A jury convicted Eugene Christopher Wright in April of the Nov. 15, 2007, shooting death of Kenneth Dolezsar in the parking lot of a Sandy Village Inn. Dolezsar was a prominent Springville businessman and part-time hockey coach at then-Utah Valley State College.
Wright has been in jail since his Feb. 28, 2008, arrest and will be sentenced Friday for murder and aggravated robbery, both first-degree felonies. He could be put behind bars for life.
"I know Chris did not do this," declares Pearman-Brooks, who took the witness stand during the trial and swore that Wright had been with her at the time of the murder because both of them were sick with food poisoning. "I believe completely in his innocence. He did not shoot that man."
Pearman-Brooks, who speaks with a lilting British accent, was born in Ireland, raised in England and "bits of Africa," was tutored at home and attended four universities but never found a course of study she liked all that much. Today, she works online from Salt Lake City managing financial affairs for an English businessman.
She is in the United States legally and will be eligible for citizenship in three years.
She met Wright in August 2006 while in America visiting her best friend, who threw a dinner party that brought the couple together. Their attraction was "almost instant," she said. "When you meet the right one, you know."

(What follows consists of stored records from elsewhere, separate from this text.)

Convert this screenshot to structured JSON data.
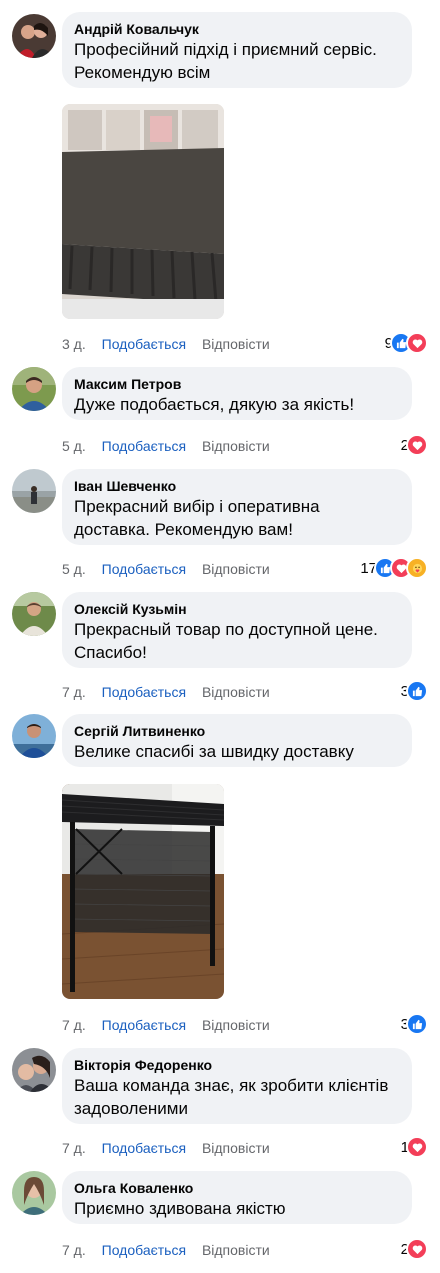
{
  "comments": [
    {
      "author": "Андрій Ковальчук",
      "text": "Професійний підхід і приємний сервіс. Рекомендую всім",
      "time": "3 д.",
      "like_label": "Подобається",
      "reply_label": "Відповісти",
      "reaction_count": "9",
      "reactions": [
        "like-icon",
        "love-icon"
      ]
    },
    {
      "author": "Максим Петров",
      "text": "Дуже подобається, дякую за якість!",
      "time": "5 д.",
      "like_label": "Подобається",
      "reply_label": "Відповісти",
      "reaction_count": "2",
      "reactions": [
        "love-icon"
      ]
    },
    {
      "author": "Іван Шевченко",
      "text": "Прекрасний вибір і оперативна доставка. Рекомендую вам!",
      "time": "5 д.",
      "like_label": "Подобається",
      "reply_label": "Відповісти",
      "reaction_count": "17",
      "reactions": [
        "like-icon",
        "love-icon",
        "care-icon"
      ]
    },
    {
      "author": "Олексій Кузьмін",
      "text": "Прекрасный товар по доступной цене. Спасибо!",
      "time": "7 д.",
      "like_label": "Подобається",
      "reply_label": "Відповісти",
      "reaction_count": "3",
      "reactions": [
        "like-icon"
      ]
    },
    {
      "author": "Сергій Литвиненко",
      "text": "Велике спасибі за швидку доставку",
      "time": "7 д.",
      "like_label": "Подобається",
      "reply_label": "Відповісти",
      "reaction_count": "3",
      "reactions": [
        "like-icon"
      ]
    },
    {
      "author": "Вікторія Федоренко",
      "text": "Ваша команда знає, як зробити клієнтів задоволеними",
      "time": "7 д.",
      "like_label": "Подобається",
      "reply_label": "Відповісти",
      "reaction_count": "1",
      "reactions": [
        "love-icon"
      ]
    },
    {
      "author": "Ольга Коваленко",
      "text": "Приємно здивована якістю",
      "time": "7 д.",
      "like_label": "Подобається",
      "reply_label": "Відповісти",
      "reaction_count": "2",
      "reactions": [
        "love-icon"
      ]
    }
  ],
  "colors": {
    "bubble": "#f0f2f5",
    "like_link": "#1a5fbf",
    "meta": "#65676b",
    "like_reaction": "#1877f2",
    "love_reaction": "#f33e58"
  }
}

Seven months later, the two were married in Las Vegas.
"We had an Elvis. We decided to have the full cliche," Pearman-Brooks said.

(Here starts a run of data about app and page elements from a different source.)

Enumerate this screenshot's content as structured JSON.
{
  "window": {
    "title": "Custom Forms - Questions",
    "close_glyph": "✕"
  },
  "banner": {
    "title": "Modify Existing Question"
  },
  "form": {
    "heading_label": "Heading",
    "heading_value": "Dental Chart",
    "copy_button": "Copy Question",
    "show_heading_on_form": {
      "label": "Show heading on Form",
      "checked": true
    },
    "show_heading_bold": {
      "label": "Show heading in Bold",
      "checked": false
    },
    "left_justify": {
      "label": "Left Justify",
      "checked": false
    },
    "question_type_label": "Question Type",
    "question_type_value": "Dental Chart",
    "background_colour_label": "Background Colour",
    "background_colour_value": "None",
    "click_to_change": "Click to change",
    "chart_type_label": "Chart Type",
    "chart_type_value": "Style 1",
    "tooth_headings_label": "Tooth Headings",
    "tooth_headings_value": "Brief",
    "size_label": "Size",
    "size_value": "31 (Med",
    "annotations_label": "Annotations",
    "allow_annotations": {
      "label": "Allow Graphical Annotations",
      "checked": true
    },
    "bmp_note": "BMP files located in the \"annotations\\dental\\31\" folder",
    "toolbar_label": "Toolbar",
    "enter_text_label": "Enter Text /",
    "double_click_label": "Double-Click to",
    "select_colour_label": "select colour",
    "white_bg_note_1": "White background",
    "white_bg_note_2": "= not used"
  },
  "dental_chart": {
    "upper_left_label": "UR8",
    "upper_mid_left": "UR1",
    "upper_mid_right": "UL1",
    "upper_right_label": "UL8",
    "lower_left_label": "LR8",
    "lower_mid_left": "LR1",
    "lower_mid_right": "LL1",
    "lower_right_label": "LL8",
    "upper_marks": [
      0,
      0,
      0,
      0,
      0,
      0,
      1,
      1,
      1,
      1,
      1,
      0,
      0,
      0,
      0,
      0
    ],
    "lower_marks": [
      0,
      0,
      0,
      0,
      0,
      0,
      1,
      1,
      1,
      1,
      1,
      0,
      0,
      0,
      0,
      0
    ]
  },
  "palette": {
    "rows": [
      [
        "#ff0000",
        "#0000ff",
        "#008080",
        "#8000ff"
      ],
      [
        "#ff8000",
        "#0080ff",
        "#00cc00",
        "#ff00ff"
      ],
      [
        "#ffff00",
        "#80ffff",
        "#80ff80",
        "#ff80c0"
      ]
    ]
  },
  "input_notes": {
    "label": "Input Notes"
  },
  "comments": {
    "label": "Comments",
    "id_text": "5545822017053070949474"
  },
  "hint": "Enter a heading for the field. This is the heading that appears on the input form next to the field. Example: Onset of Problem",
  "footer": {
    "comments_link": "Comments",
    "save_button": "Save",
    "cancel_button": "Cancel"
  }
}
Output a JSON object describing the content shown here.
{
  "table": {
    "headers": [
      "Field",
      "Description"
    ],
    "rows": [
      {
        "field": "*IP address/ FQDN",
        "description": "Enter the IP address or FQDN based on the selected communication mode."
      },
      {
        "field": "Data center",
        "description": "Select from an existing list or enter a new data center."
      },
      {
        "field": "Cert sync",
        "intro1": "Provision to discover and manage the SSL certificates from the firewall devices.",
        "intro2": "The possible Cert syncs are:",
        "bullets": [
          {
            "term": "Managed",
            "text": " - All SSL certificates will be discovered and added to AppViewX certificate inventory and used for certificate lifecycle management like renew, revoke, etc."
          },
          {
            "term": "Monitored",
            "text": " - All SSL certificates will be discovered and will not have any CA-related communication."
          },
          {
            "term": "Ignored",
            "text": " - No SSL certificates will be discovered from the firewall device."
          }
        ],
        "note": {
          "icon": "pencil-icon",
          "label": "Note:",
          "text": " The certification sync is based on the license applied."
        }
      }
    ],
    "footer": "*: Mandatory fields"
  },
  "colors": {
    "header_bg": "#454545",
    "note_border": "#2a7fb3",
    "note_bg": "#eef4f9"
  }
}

She still is shocked that Wright was even charged with killing Dolezsar, much less facing the prospect of receiving a long prison sentence.
She flatly rejects the idea that he is capable of murdering anyone. "He's a big guy, and he looks a little intimidating, but he's a softie. He's a man who watches 'The Notebook' (movie) and cries through the whole thing."

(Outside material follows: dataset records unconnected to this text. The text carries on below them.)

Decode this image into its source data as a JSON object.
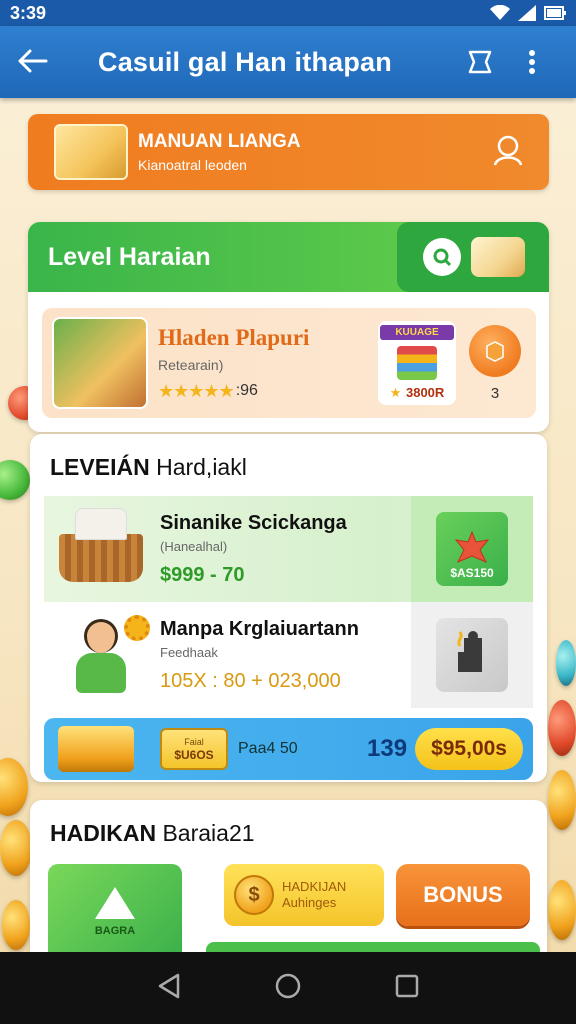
{
  "status": {
    "time": "3:39"
  },
  "appbar": {
    "title": "Casuil gal Han ithapan"
  },
  "banner": {
    "title": "MANUAN LIANGA",
    "subtitle": "Kianoatral leoden"
  },
  "level_card": {
    "header": "Level Haraian",
    "feature": {
      "title": "Hladen Plapuri",
      "subtitle": "Retearain)",
      "rating_text": ":96",
      "product_label": "KUUAGE",
      "product_value": "3800R",
      "side_number": "3"
    }
  },
  "list_card": {
    "title_bold": "LEVEIÁN",
    "title_rest": "Hard,iakl",
    "items": [
      {
        "title": "Sinanike Scickanga",
        "subtitle": "(Hanealhal)",
        "value": "$999 - 70",
        "badge": "$AS150"
      },
      {
        "title": "Manpa Krglaiuartann",
        "subtitle": "Feedhaak",
        "value": "105X : 80 + 023,000"
      }
    ],
    "promo": {
      "tag_top": "Faial",
      "tag_bottom": "$U6OS",
      "label": "Paa4 50",
      "count": "139",
      "price": "$95,00s"
    }
  },
  "bonus_card": {
    "title_bold": "HADIKAN",
    "title_rest": "Baraia21",
    "tile_label": "BAGRA",
    "reward_line1": "HADKIJAN",
    "reward_line2": "Auhinges",
    "bonus_label": "BONUS"
  },
  "colors": {
    "appbar": "#2068b8",
    "banner": "#f07c20",
    "level_header": "#3ab54a",
    "promo_bar": "#3aa4ea",
    "bonus_button": "#e8701a"
  }
}
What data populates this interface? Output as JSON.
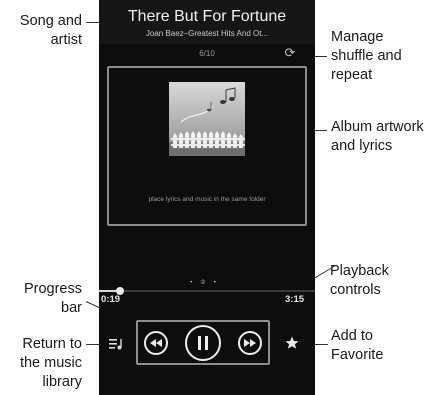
{
  "callouts": {
    "song_and_artist": [
      "Song and",
      "artist"
    ],
    "manage_shuffle": [
      "Manage",
      "shuffle and",
      "repeat"
    ],
    "album_artwork": [
      "Album artwork",
      "and lyrics"
    ],
    "progress_bar": [
      "Progress",
      "bar"
    ],
    "playback_controls": [
      "Playback",
      "controls"
    ],
    "return_library": [
      "Return to",
      "the music",
      "library"
    ],
    "add_favorite": [
      "Add to",
      "Favorite"
    ]
  },
  "player": {
    "title": "There But For Fortune",
    "artist_album": "Joan Baez–Greatest Hits And Ot...",
    "track_position": "6/10",
    "lyrics_hint": "place lyrics and music in the same folder",
    "elapsed": "0:19",
    "duration": "3:15",
    "progress_fraction": 0.097,
    "page_indicator": [
      "•",
      "②",
      "•"
    ]
  },
  "icons": {
    "shuffle_repeat": "repeat-icon",
    "library": "playlist-icon",
    "rewind": "rewind-icon",
    "pause": "pause-icon",
    "fast_forward": "fast-forward-icon",
    "favorite": "star-icon"
  },
  "colors": {
    "screen_bg": "#0d0d0d",
    "header_bg": "#161616",
    "highlight_border": "#8e8e8e",
    "text_primary": "#f2f2f2"
  }
}
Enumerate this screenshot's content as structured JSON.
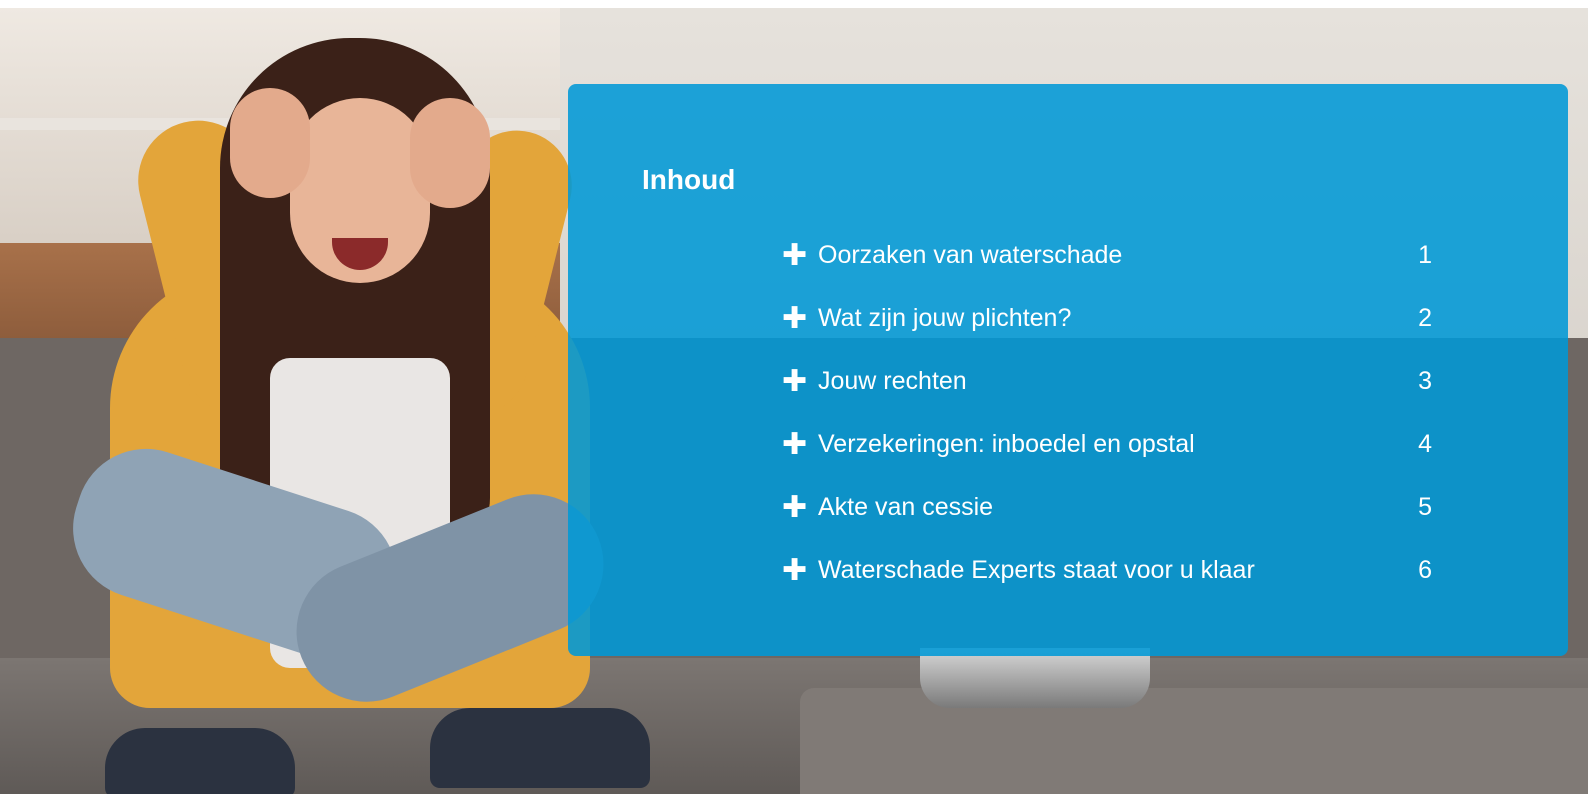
{
  "toc": {
    "title": "Inhoud",
    "items": [
      {
        "label": "Oorzaken van waterschade",
        "number": "1"
      },
      {
        "label": "Wat zijn jouw plichten?",
        "number": "2"
      },
      {
        "label": "Jouw rechten",
        "number": "3"
      },
      {
        "label": "Verzekeringen: inboedel en opstal",
        "number": "4"
      },
      {
        "label": "Akte van cessie",
        "number": "5"
      },
      {
        "label": "Waterschade Experts staat voor u klaar",
        "number": "6"
      }
    ]
  },
  "colors": {
    "panel_background": "#0099D6",
    "text": "#FFFFFF"
  },
  "icons": {
    "item_icon": "plus-icon"
  }
}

Pearman-Brooks particularly takes issue with the idea that Wright would have become homicidal, as prosecutors suggested, if Dolezsar was planning to not take part in a business deal.
Wright was a developer who was working on two high-end recreational vehicle parks in Texas and Idaho and an assisted-living facility in Park City, she said. "Christopher had deals fall through all the time — it's the nature of the business. He wouldn't throw away his life over a loan that had gone south."
Although the jury verdict came as a shock and she said she "wept quite solidly for two months" afterward, Pearman-Brooks is no critic of the U.S. court system.
"The legal system worked with what the Sandy police gave them, and it was just so fundamentally flawed in so many ways," she said.
Pearman-Brooks is convinced that Sandy police focused on her husband because he bought a disposable cell phone (which Wright had said was at Dolezsar's request) and built the case around that fact rather than exploring all options. "It was farcical."
In addition, she suspects David Novak, a somewhat mysterious figure who brought Wright and Dolezsar together and has since left town, played a role in all this that she believes should have been investigated further.
Pearman-Brooks said she wants to start a foundation to help people with legal expenses in criminal cases who do not qualify for court-appointed attorneys, and she also will help her husband with his appeals.
Pearman-Brooks said no one deserves to be gunned down as Dolezsar was and, as for Dee Mower, Dolezsar's widow, "It must be awful to lose a husband permanently."
For Pearman-Brooks, though, the focus is on the future.
She's visited her husband in jail twice a week, which she said is all she is allowed, and they write to each other daily. The court appeals might take a long time, but she's prepared.
"I at least want a chance to get him back, and I will fight," she said. "It'll just be whatever it takes, no matter what."